→ **Goal of the exercise**
Copy each line of the entries that contains the word "data".

Segment Start: Records provided

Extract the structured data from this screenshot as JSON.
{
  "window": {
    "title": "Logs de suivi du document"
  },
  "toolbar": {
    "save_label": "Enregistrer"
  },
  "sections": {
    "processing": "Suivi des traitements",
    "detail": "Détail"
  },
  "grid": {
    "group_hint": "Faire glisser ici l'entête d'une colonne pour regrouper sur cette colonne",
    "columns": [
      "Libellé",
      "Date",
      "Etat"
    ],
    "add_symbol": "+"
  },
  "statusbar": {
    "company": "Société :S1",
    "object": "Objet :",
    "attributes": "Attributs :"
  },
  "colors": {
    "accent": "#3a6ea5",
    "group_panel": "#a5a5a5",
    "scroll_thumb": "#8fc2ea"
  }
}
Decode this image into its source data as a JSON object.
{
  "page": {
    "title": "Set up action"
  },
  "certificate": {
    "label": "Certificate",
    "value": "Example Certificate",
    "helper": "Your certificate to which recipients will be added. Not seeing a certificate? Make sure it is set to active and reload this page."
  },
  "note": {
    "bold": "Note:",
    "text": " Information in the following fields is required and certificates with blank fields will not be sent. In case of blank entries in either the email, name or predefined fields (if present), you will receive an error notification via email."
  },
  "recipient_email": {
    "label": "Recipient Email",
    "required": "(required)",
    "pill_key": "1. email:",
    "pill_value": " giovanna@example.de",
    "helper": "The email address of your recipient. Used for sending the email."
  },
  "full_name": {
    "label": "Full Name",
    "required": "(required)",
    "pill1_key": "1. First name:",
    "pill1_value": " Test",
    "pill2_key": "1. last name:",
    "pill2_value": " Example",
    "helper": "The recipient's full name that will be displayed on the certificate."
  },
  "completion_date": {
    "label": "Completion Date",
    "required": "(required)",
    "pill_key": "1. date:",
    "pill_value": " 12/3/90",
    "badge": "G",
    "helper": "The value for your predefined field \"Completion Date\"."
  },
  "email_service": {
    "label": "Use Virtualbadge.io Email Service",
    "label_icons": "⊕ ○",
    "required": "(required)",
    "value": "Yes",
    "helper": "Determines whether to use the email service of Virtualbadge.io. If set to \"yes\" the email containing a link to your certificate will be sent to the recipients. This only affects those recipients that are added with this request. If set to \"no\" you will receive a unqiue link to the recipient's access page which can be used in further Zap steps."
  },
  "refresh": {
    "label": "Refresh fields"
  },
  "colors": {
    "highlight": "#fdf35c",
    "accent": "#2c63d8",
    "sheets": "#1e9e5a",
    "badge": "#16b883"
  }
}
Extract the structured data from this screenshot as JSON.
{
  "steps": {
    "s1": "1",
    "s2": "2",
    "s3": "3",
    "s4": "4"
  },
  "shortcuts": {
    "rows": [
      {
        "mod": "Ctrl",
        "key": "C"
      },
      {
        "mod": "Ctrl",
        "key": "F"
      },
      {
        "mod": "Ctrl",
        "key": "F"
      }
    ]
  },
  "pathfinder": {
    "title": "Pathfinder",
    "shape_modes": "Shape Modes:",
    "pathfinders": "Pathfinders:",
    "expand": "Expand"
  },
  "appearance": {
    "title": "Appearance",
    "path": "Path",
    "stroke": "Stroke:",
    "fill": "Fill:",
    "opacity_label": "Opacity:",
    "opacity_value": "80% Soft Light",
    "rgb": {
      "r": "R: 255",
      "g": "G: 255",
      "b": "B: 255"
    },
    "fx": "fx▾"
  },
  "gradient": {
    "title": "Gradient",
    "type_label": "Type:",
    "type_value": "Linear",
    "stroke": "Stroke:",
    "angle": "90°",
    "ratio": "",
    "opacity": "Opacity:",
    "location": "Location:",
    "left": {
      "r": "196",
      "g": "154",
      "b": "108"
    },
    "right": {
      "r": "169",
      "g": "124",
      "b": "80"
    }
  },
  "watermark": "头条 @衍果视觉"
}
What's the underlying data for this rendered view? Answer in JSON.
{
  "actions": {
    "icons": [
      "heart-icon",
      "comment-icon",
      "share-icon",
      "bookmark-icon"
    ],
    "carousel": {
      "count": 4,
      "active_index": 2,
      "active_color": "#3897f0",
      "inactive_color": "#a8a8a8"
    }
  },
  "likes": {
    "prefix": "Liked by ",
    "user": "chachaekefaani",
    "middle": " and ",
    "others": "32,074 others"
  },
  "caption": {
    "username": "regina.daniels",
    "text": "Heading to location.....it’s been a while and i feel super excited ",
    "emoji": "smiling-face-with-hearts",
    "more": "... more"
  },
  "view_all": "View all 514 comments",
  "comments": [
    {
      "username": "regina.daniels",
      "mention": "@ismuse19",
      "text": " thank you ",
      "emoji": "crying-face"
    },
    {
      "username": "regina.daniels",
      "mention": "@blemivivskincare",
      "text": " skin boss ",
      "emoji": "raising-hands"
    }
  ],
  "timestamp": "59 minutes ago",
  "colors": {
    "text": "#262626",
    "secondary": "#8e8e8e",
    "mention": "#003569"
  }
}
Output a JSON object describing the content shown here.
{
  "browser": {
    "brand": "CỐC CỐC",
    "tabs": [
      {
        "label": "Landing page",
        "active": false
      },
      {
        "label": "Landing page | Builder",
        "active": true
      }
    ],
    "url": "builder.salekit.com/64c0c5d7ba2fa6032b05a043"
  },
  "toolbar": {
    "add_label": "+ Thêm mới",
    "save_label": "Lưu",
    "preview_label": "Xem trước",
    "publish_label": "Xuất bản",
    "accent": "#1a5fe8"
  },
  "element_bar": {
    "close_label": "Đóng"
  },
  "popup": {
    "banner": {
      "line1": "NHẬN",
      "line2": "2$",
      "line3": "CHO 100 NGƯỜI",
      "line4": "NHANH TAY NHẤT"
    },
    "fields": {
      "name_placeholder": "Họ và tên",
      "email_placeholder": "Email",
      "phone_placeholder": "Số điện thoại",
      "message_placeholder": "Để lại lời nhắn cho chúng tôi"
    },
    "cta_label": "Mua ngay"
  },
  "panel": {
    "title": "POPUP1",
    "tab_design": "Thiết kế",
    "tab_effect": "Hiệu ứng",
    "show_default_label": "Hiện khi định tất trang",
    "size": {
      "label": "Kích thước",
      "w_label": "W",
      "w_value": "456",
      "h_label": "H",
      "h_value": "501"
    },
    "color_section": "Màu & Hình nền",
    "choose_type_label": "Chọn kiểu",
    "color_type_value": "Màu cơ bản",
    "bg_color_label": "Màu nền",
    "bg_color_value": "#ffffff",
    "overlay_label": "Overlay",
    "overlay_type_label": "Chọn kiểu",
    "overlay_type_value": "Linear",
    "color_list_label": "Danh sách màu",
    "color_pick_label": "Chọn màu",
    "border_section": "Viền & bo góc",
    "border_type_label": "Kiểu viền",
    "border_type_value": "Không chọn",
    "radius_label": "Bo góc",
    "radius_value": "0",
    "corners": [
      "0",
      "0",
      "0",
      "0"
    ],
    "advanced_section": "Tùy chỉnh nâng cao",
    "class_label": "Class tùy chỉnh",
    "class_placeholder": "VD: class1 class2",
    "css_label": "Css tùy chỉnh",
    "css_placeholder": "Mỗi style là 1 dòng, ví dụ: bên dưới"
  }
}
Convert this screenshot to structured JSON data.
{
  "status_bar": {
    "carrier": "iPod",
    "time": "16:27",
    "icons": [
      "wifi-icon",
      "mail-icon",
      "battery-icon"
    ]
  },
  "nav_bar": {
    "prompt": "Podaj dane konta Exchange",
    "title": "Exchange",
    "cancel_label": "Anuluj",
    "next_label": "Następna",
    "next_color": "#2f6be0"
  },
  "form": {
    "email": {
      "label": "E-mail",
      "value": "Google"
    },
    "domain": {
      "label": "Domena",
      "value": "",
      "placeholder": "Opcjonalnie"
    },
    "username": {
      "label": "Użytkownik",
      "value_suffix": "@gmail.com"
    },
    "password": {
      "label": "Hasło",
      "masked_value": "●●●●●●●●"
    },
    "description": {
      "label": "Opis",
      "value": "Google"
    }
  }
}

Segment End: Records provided

→ **Solution to the exercise**
Extract the structured data from this screenshot as JSON.
Decode this image into its source data as a JSON object.
Extract the structured data from this screenshot as JSON.
What's the underlying data for this rendered view? Answer in JSON.
Convert this screenshot to structured JSON data.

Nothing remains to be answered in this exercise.